Democratic presidential front-runner Hillary Clinton said boosting the economy, creating more opportunities for minority- and women-owned businesses and raising the minimum wage would be her priorities in the White House.
The former secretary of state got a rousing ovation about her plan to invest $20 billion to create jobs for teenagers and young adults in cities such as Baltimore.
“I will focus on communities, neighborhoods and regions that have been passed by. As part of my plan, I will direct new investments to places like west and east Baltimore,” she said before 1,500 supporters Sunday, April 10. “All of my plans are about growing our economy.”
Before she spoke outside the city’s downtown at City Garage, which is owned by Under Armour, she received a major endorsement: Rep. Elijah Cummings (D-Maryland). The popular lawmaker, who represents Baltimore and also contemplated a run for Senate, walked with Clinton to the stage.
“I am here today to ask each of you to take the high road and join me in marching with this great lady,” he said. “I knew her as first lady when she and her husband led our nation to peace and prosperity. I knew her as secretary of state when she got … nearly every developed country together to oppose crippling international sanctions on Iran. This is why I will be voting for Hillary Rodham Clinton as president.”
Clinton praised Cummings and called him “a jewel” for working with her last year during a nearly half-day hearing before the House Select Committee on Benghazi, which focused on her tenure as secretary of state when the U.S. military intervened in Libya where four Americans died.
“I’m just happy to tell you are lucky to have (Cummings) as one of your leaders in the Capitol,” she said.
Clinton’s appearance came less than two weeks before the New York primary April 19 and several weeks before the April 26 primary in Maryland to pick up the state’s 118 delegates. Four other states – Delaware, Pennsylvania, Connecticut and Rhode Island – also host primary elections on the same day.
Clinton criticized her opponent, Sen. Bernie Sanders (I-Vermont), a self-described socialist, on his plan to provide tuition-free college.
“We both want to make college affordable.

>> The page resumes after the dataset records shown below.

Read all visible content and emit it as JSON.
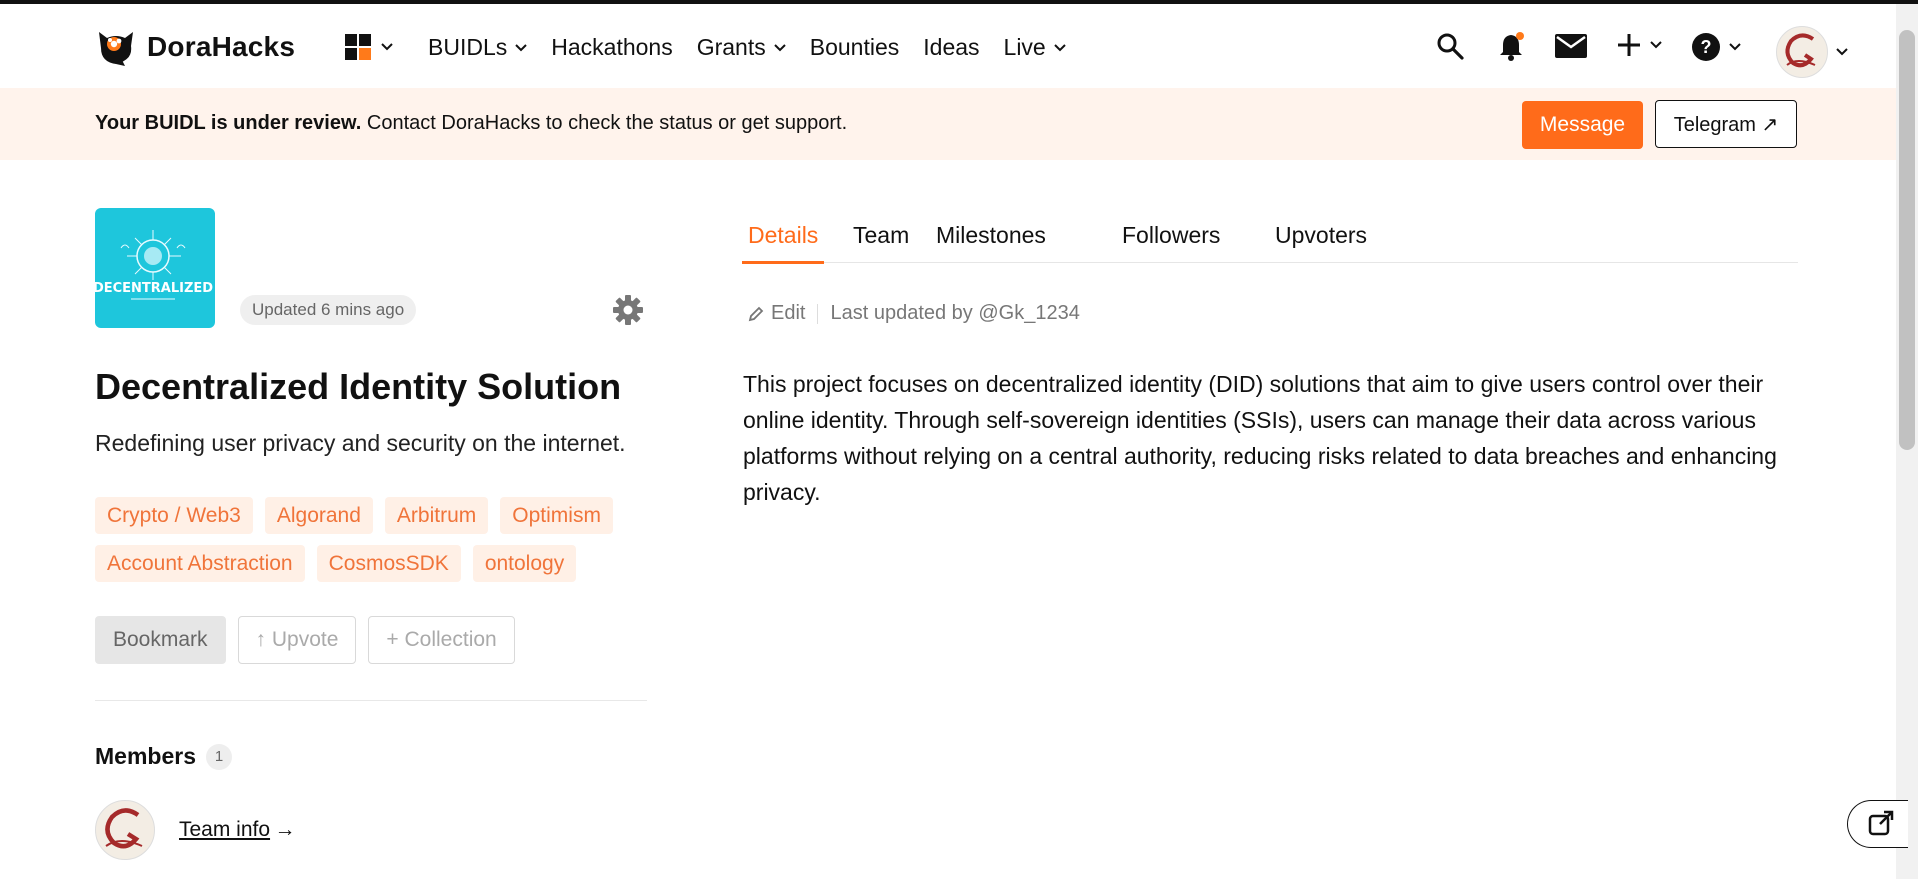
{
  "nav": {
    "brand": "DoraHacks",
    "menu": [
      {
        "label": "BUIDLs",
        "dropdown": true
      },
      {
        "label": "Hackathons",
        "dropdown": false
      },
      {
        "label": "Grants",
        "dropdown": true
      },
      {
        "label": "Bounties",
        "dropdown": false
      },
      {
        "label": "Ideas",
        "dropdown": false
      },
      {
        "label": "Live",
        "dropdown": true
      }
    ],
    "icons": [
      "search-icon",
      "bell-icon",
      "mail-icon",
      "plus-icon",
      "help-icon",
      "avatar"
    ],
    "notification_dot_color": "#ff7a1a"
  },
  "banner": {
    "bold": "Your BUIDL is under review.",
    "text": " Contact DoraHacks to check the status or get support.",
    "message_label": "Message",
    "telegram_label": "Telegram ↗"
  },
  "project": {
    "logo_text": "DECENTRALIZED",
    "updated": "Updated 6 mins ago",
    "title": "Decentralized Identity Solution",
    "subtitle": "Redefining user privacy and security on the internet.",
    "tags_row1": [
      "Crypto / Web3",
      "Algorand",
      "Arbitrum",
      "Optimism"
    ],
    "tags_row2": [
      "Account Abstraction",
      "CosmosSDK",
      "ontology"
    ],
    "bookmark_label": "Bookmark",
    "upvote_label": "↑ Upvote",
    "collection_label": "+ Collection",
    "members_label": "Members",
    "members_count": "1",
    "team_info_label": "Team info",
    "team_info_arrow": "→"
  },
  "tabs": [
    "Details",
    "Team",
    "Milestones",
    "Followers",
    "Upvoters"
  ],
  "active_tab": "Details",
  "details": {
    "edit_label": "Edit",
    "last_updated": "Last updated by @Gk_1234",
    "description": "This project focuses on decentralized identity (DID) solutions that aim to give users control over their online identity. Through self-sovereign identities (SSIs), users can manage their data across various platforms without relying on a central authority, reducing risks related to data breaches and enhancing privacy."
  },
  "colors": {
    "accent": "#ff6b1a",
    "banner_bg": "#fff3ec",
    "tag_bg": "#fff0e6",
    "tag_text": "#f0743a",
    "logo_bg": "#1ec6dc"
  }
}
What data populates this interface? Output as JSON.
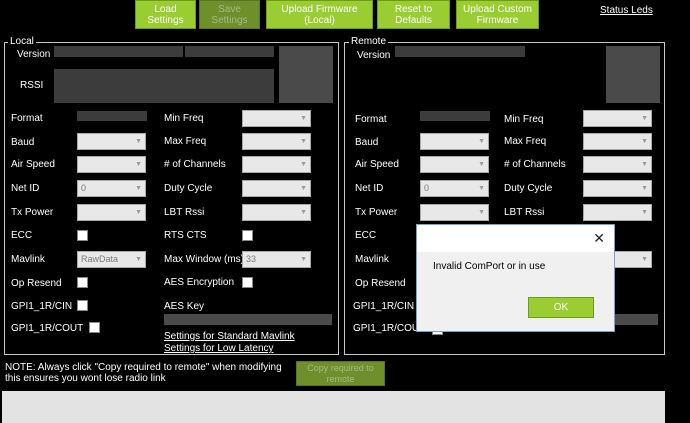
{
  "toolbar": {
    "load_settings": "Load\nSettings",
    "save_settings": "Save\nSettings",
    "upload_firmware_local": "Upload Firmware\n(Local)",
    "reset_defaults": "Reset to\nDefaults",
    "upload_custom_firmware": "Upload Custom\nFirmware",
    "status_leds": "Status Leds"
  },
  "local": {
    "title": "Local",
    "version_label": "Version",
    "rssi_label": "RSSI",
    "format_label": "Format",
    "baud_label": "Baud",
    "air_speed_label": "Air Speed",
    "net_id_label": "Net ID",
    "net_id_value": "0",
    "tx_power_label": "Tx Power",
    "ecc_label": "ECC",
    "mavlink_label": "Mavlink",
    "mavlink_value": "RawData",
    "op_resend_label": "Op Resend",
    "gpi_cin_label": "GPI1_1R/CIN",
    "gpi_cout_label": "GPI1_1R/COUT",
    "min_freq_label": "Min Freq",
    "max_freq_label": "Max Freq",
    "channels_label": "# of Channels",
    "duty_cycle_label": "Duty Cycle",
    "lbt_rssi_label": "LBT Rssi",
    "rts_cts_label": "RTS CTS",
    "max_window_label": "Max Window (ms)",
    "max_window_value": "33",
    "aes_encryption_label": "AES Encryption",
    "aes_key_label": "AES Key",
    "link_standard": "Settings for Standard Mavlink",
    "link_low_latency": "Settings for Low Latency"
  },
  "remote": {
    "title": "Remote",
    "version_label": "Version",
    "format_label": "Format",
    "baud_label": "Baud",
    "air_speed_label": "Air Speed",
    "net_id_label": "Net ID",
    "net_id_value": "0",
    "tx_power_label": "Tx Power",
    "ecc_label": "ECC",
    "mavlink_label": "Mavlink",
    "op_resend_label": "Op Resend",
    "gpi_cin_label": "GPI1_1R/CIN",
    "gpi_cout_label": "GPI1_1R/COUT",
    "min_freq_label": "Min Freq",
    "max_freq_label": "Max Freq",
    "channels_label": "# of Channels",
    "duty_cycle_label": "Duty Cycle",
    "lbt_rssi_label": "LBT Rssi"
  },
  "note": "NOTE: Always click \"Copy required to remote\" when modifying this ensures you wont lose radio link",
  "copy_button": "Copy required to remote",
  "dialog": {
    "message": "Invalid ComPort or in use",
    "ok": "OK",
    "close_glyph": "✕"
  },
  "combo_arrow": "▼"
}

Senator Sanders’ plan is for free college, which would include sending (Republican presidential candidate) Donald Trump’s kids and grandkids to college,” she said. “I would rather concentrate on people who have trouble paying for it.”
According to an updated count among delegates, who include party activists, local political leaders and members of a campaign’s steering committee, Clinton has 1,756 delegates versus Sanders’ 1,068.
Part of the delegate count is superdelegates, those who can cast their vote at the Democratic National Convention in July for whomever they wish. They currently show more support for Clinton, at 469 to 31, according to realclearpolitics.com.
The winner needs 2,383 to win the Democratic nomination Clinton hopes to receive before the party’s convention.
However, Sanders has won the last seven out eight primary contests.
Former NAACP president and CEO Ben Jealous, who endorsed Sanders in February, posted a tweet Sunday: “Thank you to everyone in MD knocking doors this weekend! We are surging! Let’s keep it going! #FeelTheBern #MDPrimary #MDPolitics.”
A Washington Post-University of Maryland poll released Thursday, April 7, shows Clinton up by 15 percentage points in the state’s Democratic primary.
Several polls highlight how Sanders receives more support from young adults.
However, several of them campaigned for Clinton on Sunday.
“I have been a huge supporter for Hillary Clinton for as long as I’ve known,” said Emmanuel Bakare, 22, who helped organize the rally and was one of the event’s first speakers. “My mom is the epitome of the hardworking American that Hillary is fighting for. I know (Clinton) will help not only young people like me, but she will also help single mothers.”
LaVel Moorehead, of Laurel, arrived four hours before the rally and sported several Clinton buttons and showcased a black, two-sided sign emblazoned with gold letters that read: “Welcome to Baltimore, Madam President. #IMWITHHER. Hill Yes, she’s qualified!!!”
“She is someone that can work across the aisle to get things done and speak on the issues,” Moorehead, 23, said. “It’s just amazing to think that she would be the first female president of the United States. It’s about time.”